Using Incentive Trusts to Improve Your Family Legacy
Updated: May 9
Parents spend a great deal of time educating their children on a variety of topics. Money management is one of those topics which often proves challenging. From generation to generation, attitudes towards money have changed and will likely continue to change. However, with a significant amount of wealth set to transfer over the next couple of decades, many financially successful families are looking for solutions to ensure their hard earned money is not put to waste. The worry that children and grand-children will not be responsible enough to handle a large inheritance is further complicated by the next generation’s concerns that they are not quite ready for the pressures and responsibilities that come with inheriting the wealth.
A solution to this issue which is gaining more and more popularity, is the use of what is informally known as an “Incentive Trust”. When properly employed, this type of trust can be an effective tool in promoting success within your family and reinforcing values that matter to you.
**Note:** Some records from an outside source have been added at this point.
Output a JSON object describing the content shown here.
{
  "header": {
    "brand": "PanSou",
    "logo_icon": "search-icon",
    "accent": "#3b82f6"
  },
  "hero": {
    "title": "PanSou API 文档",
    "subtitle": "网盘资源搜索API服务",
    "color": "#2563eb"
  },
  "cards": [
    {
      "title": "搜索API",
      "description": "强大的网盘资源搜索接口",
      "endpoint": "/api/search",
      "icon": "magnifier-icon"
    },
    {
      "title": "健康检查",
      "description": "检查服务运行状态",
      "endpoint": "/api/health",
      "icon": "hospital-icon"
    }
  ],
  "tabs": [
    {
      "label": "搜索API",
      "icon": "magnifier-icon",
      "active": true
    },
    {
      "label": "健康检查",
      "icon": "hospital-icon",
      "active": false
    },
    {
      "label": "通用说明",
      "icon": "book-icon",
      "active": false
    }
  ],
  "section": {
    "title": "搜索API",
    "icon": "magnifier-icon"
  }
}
What Is An Incentive Trust? An incentive trust operates as a sort of “conditional inheritance” for beneficiaries named in the trust, and is designed to encourage or discourage certain behaviours, by using distributions of trust income, or principal, as an incentive. A typical incentive trust might encourage a beneficiary to complete a degree, enter a profession, or abstain from harmful conduct such as substance abuse. The beneficiary might be paid a certain amount of money from the trust upon graduating from college, or the trust might pay a dollar of income from the trust for every dollar the beneficiary earns. In an incentive trust arrangement, the trustee must adhere to specific requirements set out by the grantor, regarding what conditions the trust’s beneficiaries must meet in order to receive funds from the trust.
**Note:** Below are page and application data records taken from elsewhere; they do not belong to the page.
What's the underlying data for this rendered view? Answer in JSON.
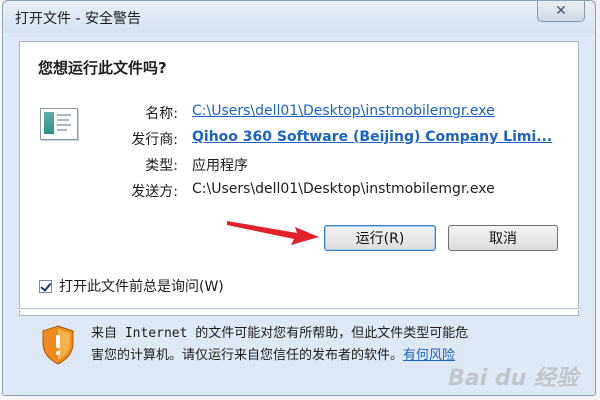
{
  "dialog": {
    "title": "打开文件 - 安全警告",
    "close_glyph": "✕",
    "question": "您想运行此文件吗?",
    "fields": [
      {
        "label": "名称:",
        "value": "C:\\Users\\dell01\\Desktop\\instmobilemgr.exe"
      },
      {
        "label": "发行商:",
        "value": "Qihoo 360 Software (Beijing) Company Limi..."
      },
      {
        "label": "类型:",
        "value": "应用程序"
      },
      {
        "label": "发送方:",
        "value": "C:\\Users\\dell01\\Desktop\\instmobilemgr.exe"
      }
    ],
    "buttons": {
      "run": "运行(R)",
      "cancel": "取消"
    },
    "checkbox": {
      "label": "打开此文件前总是询问(W)",
      "checked": true
    },
    "warning": {
      "line1": "来自 Internet 的文件可能对您有所帮助，但此文件类型可能危",
      "line2_text": "害您的计算机。请仅运行来自您信任的发布者的软件。",
      "link": "有何风险"
    }
  },
  "background": {
    "glyphs": [
      "r",
      "k",
      "e",
      "全"
    ]
  },
  "watermark": "Bai du 经验",
  "colors": {
    "link": "#1b63c6",
    "arrow": "#e2222a",
    "shield_orange": "#f08a1c"
  },
  "icons": {
    "file_icon": "application-window-icon",
    "shield_icon": "security-shield-icon",
    "arrow": "red-arrow-annotation"
  }
}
As with any type of trust, there are costs associated with the development and ongoing administration of an incentive trust. The costs and the time involved in establishing this trust are just two factors you’ll need to consider when deciding whether or not this arrangement is right for you. Next, you’ll need to take into consideration some of the unique advantages and disadvantages of the incentive trust.
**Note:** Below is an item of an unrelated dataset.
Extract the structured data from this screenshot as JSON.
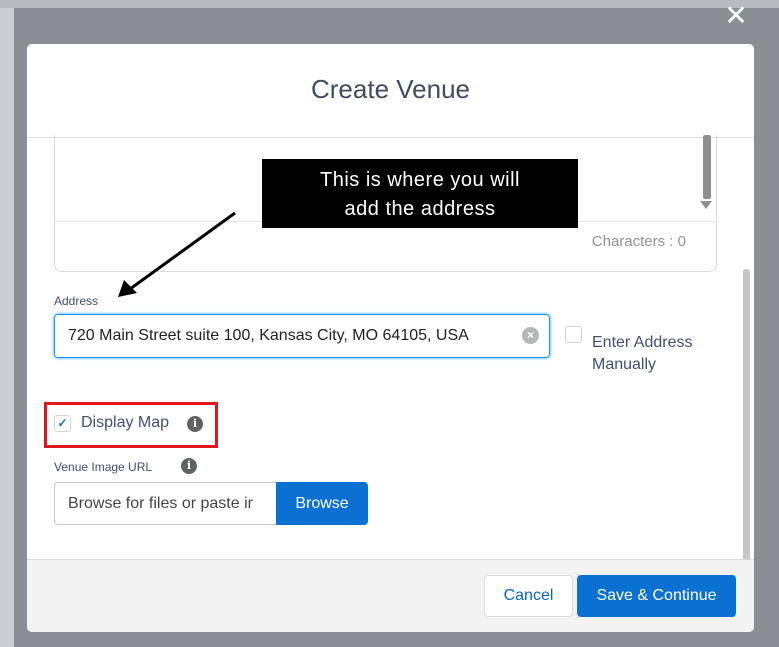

Advantages Disadvantages • Motivating Positive Behaviour • Resentment • Age Restrictions • Hindering Entrepreneurship • Encouraging Education • Setting Unrealistic Goals • Promoting a Healthy Lifestyle • Overlooking Other Needs • Family Business or Employment • “Controlling Life from the Grave” • Endorsing Philanthropy
Those interested in establishing an incentive trust need to know there are limits. The law has evolved to limit how far you may rule from the grave. Certain conditions may be deemed invalid for public policy reasons. Therefore incentive trusts must be carefully considered and drafted. You may want to consider the soft or emotional side of the equation as well. Efforts to foster what a parent deems good behaviour (or to discourage bad behaviour) could backfire, resulting in rebellion or alienation. Benefactors also need to take into account that money is not the sole, or even the most significant, driver of behaviour. It would be naïve indeed to assume that the promise of a trust fund distribution could be powerful enough to defeat the scourge of addiction, or to transform a less-than-ambitious child into an industrious worker.
The key to the success of an incentive trust is good communication: make sure you discuss the intentions and restrictions of the trust with the trustee (the person or organization managing the trust) and the intended beneficiary.
When used properly, however, an incentive trust can encourage higher education, philanthropy, a strong work ethic, healthy living and sound financial planning, and prevent the misuse of wealth. You can pass on something more valuable than money to your family’s younger generations - you can pass on valuable life lessons.